◆ Directions for this task: From the data, return each line holding the word "minutes".

◆ Data for processing:
Content starts

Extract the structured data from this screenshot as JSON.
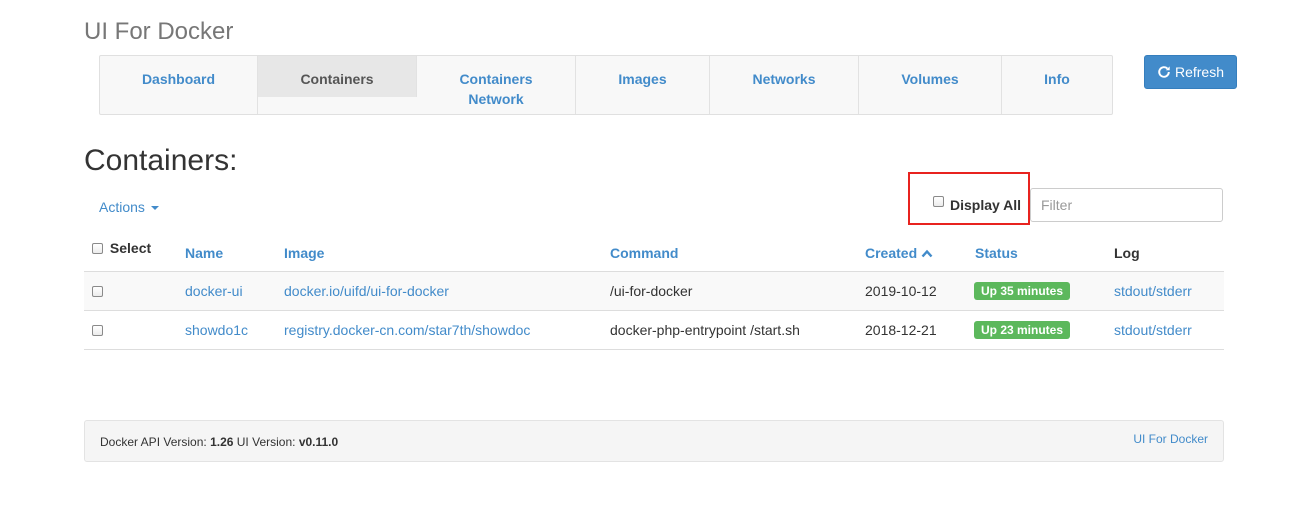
{
  "app": {
    "title": "UI For Docker"
  },
  "nav": {
    "items": [
      {
        "label": "Dashboard"
      },
      {
        "label": "Containers"
      },
      {
        "label": "Containers Network"
      },
      {
        "label": "Images"
      },
      {
        "label": "Networks"
      },
      {
        "label": "Volumes"
      },
      {
        "label": "Info"
      }
    ],
    "active": "Containers"
  },
  "toolbar": {
    "refresh_label": "Refresh"
  },
  "page": {
    "title": "Containers:"
  },
  "controls": {
    "actions_label": "Actions",
    "display_all_label": "Display All",
    "filter_placeholder": "Filter"
  },
  "table": {
    "headers": {
      "select": "Select",
      "name": "Name",
      "image": "Image",
      "command": "Command",
      "created": "Created",
      "status": "Status",
      "log": "Log"
    },
    "rows": [
      {
        "name": "docker-ui",
        "image": "docker.io/uifd/ui-for-docker",
        "command": "/ui-for-docker",
        "created": "2019-10-12",
        "status": "Up 35 minutes",
        "log": "stdout/stderr"
      },
      {
        "name": "showdo1c",
        "image": "registry.docker-cn.com/star7th/showdoc",
        "command": "docker-php-entrypoint /start.sh",
        "created": "2018-12-21",
        "status": "Up 23 minutes",
        "log": "stdout/stderr"
      }
    ]
  },
  "footer": {
    "api_label": "Docker API Version:",
    "api_version": "1.26",
    "ui_label": "UI Version:",
    "ui_version": "v0.11.0",
    "link": "UI For Docker"
  },
  "colors": {
    "primary": "#428bca",
    "success": "#5cb85c",
    "highlight": "#e8231f"
  },
  "icons": {
    "refresh": "refresh-icon",
    "sort": "sort-ascending-icon",
    "caret": "caret-down-icon"
  }
}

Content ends

◆ Output for this task:
        "status": "Up 35 minutes",
        "status": "Up 23 minutes",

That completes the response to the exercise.